Extracted data -
>>

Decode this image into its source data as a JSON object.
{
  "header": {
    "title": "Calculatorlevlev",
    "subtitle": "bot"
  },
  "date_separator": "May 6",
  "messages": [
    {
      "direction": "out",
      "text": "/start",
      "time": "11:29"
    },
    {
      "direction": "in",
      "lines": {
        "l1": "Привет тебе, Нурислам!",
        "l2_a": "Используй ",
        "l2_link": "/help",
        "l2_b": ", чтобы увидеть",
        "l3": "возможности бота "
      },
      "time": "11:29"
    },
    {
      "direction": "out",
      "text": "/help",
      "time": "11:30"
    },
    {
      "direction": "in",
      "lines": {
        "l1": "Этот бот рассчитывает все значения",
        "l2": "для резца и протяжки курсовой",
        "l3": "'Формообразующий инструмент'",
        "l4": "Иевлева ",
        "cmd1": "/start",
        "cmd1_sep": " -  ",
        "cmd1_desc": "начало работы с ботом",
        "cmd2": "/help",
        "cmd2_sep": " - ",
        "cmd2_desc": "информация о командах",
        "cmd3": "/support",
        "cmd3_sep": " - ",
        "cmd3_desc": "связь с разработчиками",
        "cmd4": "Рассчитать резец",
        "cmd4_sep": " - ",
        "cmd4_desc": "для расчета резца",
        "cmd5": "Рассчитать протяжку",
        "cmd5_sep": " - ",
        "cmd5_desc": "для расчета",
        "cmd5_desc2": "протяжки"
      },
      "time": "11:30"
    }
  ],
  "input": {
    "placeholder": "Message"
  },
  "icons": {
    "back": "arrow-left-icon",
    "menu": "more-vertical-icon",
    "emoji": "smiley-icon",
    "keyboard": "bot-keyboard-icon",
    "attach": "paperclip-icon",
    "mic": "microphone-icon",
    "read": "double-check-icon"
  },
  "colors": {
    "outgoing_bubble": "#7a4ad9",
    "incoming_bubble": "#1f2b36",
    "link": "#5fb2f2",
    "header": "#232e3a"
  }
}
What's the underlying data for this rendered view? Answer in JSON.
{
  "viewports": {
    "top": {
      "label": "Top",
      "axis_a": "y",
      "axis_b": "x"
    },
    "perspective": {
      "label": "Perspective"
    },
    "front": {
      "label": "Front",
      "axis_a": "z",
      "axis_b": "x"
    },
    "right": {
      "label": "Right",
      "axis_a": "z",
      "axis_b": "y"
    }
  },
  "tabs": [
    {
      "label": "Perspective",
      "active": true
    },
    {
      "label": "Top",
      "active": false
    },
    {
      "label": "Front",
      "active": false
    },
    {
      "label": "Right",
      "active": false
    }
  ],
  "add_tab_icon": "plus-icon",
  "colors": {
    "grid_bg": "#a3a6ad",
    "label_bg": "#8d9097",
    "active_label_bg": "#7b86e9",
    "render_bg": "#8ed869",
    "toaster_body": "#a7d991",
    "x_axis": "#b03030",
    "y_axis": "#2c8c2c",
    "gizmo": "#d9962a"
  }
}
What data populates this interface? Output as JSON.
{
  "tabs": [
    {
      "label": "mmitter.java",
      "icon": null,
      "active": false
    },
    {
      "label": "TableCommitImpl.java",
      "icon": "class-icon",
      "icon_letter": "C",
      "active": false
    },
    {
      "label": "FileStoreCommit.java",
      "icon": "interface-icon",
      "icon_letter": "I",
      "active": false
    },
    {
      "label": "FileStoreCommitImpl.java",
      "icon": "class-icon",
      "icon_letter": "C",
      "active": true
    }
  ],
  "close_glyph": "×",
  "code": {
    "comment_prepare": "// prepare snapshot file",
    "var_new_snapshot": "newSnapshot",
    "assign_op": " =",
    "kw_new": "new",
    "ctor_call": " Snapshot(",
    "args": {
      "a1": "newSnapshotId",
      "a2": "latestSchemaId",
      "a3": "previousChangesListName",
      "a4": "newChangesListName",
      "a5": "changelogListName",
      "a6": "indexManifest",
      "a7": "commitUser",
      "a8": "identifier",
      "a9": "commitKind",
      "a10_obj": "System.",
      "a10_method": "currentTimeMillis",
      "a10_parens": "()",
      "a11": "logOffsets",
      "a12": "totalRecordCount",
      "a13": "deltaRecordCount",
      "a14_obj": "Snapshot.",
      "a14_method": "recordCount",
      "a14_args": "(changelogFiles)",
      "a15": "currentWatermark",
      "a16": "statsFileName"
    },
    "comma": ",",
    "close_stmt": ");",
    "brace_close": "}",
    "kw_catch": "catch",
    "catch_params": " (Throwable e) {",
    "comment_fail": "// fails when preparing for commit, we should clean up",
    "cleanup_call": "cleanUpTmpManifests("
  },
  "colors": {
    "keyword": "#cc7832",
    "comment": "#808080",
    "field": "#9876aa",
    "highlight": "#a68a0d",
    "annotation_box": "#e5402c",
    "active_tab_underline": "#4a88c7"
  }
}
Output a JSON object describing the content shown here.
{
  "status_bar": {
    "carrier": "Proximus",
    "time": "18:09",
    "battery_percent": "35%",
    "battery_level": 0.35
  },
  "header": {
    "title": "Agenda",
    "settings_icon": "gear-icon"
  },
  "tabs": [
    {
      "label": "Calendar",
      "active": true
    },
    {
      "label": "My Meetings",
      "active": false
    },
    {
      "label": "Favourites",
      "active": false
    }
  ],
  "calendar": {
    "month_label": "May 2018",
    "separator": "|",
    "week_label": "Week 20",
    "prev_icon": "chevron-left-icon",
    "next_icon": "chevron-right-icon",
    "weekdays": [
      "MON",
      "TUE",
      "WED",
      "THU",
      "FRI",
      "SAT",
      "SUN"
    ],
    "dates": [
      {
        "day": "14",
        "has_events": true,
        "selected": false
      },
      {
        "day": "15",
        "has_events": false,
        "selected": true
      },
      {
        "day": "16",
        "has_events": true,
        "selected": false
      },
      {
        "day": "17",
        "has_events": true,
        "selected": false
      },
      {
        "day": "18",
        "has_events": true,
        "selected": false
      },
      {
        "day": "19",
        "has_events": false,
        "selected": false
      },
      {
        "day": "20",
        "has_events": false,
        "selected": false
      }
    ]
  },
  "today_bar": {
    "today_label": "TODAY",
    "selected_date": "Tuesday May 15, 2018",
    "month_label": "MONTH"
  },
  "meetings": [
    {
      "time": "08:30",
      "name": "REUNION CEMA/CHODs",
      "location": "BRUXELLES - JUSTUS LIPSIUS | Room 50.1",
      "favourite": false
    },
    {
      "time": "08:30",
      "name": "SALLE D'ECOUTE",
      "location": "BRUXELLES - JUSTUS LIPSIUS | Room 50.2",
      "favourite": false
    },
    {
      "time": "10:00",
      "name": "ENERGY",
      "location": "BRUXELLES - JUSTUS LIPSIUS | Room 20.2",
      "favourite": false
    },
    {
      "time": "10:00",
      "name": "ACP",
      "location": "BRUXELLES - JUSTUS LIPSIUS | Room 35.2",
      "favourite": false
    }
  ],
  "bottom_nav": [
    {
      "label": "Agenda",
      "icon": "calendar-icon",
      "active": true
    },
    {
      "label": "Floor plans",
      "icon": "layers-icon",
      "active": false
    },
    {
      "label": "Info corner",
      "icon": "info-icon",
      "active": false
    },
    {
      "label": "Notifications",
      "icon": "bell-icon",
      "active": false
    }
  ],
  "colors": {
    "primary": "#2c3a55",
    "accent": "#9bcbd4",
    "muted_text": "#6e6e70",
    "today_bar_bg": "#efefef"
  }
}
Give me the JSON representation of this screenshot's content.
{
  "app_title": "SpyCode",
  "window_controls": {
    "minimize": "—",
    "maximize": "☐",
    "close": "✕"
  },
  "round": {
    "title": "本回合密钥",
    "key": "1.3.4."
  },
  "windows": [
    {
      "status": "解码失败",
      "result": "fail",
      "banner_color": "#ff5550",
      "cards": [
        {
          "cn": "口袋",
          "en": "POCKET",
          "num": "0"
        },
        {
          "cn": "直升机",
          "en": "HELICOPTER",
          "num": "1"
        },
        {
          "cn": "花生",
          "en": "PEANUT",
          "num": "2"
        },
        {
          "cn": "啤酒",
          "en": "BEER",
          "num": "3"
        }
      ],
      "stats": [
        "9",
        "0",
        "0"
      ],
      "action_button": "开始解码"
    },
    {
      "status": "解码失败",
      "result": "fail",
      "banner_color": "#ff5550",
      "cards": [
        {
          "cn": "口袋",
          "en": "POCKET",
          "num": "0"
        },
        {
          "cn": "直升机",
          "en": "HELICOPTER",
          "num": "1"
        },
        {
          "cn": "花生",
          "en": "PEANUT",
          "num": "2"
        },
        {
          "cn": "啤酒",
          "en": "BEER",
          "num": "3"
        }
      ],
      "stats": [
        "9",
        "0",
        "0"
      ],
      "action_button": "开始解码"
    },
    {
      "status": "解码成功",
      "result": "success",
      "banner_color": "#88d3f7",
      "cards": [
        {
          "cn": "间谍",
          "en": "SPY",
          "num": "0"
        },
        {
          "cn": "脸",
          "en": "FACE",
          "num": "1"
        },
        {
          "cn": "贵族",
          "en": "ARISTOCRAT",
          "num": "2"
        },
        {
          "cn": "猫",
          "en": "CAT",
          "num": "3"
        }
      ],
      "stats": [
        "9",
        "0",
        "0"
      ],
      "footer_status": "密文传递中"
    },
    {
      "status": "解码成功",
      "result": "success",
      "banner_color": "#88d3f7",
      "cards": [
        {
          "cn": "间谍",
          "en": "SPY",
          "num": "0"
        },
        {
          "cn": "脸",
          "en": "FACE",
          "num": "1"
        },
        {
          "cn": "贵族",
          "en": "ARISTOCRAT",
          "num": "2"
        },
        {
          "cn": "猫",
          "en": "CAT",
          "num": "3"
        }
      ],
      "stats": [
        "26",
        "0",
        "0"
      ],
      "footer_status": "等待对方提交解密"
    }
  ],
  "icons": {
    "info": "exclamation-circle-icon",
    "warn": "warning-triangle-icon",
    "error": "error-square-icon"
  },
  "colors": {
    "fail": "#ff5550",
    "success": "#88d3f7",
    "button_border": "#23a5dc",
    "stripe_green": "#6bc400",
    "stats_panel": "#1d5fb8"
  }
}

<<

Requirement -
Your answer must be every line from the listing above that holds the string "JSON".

Reply -
Decode this image into its source data as a JSON object.
What's the underlying data for this rendered view? Answer in JSON.
What data populates this interface? Output as JSON.
Output a JSON object describing the content shown here.
Give me the JSON representation of this screenshot's content.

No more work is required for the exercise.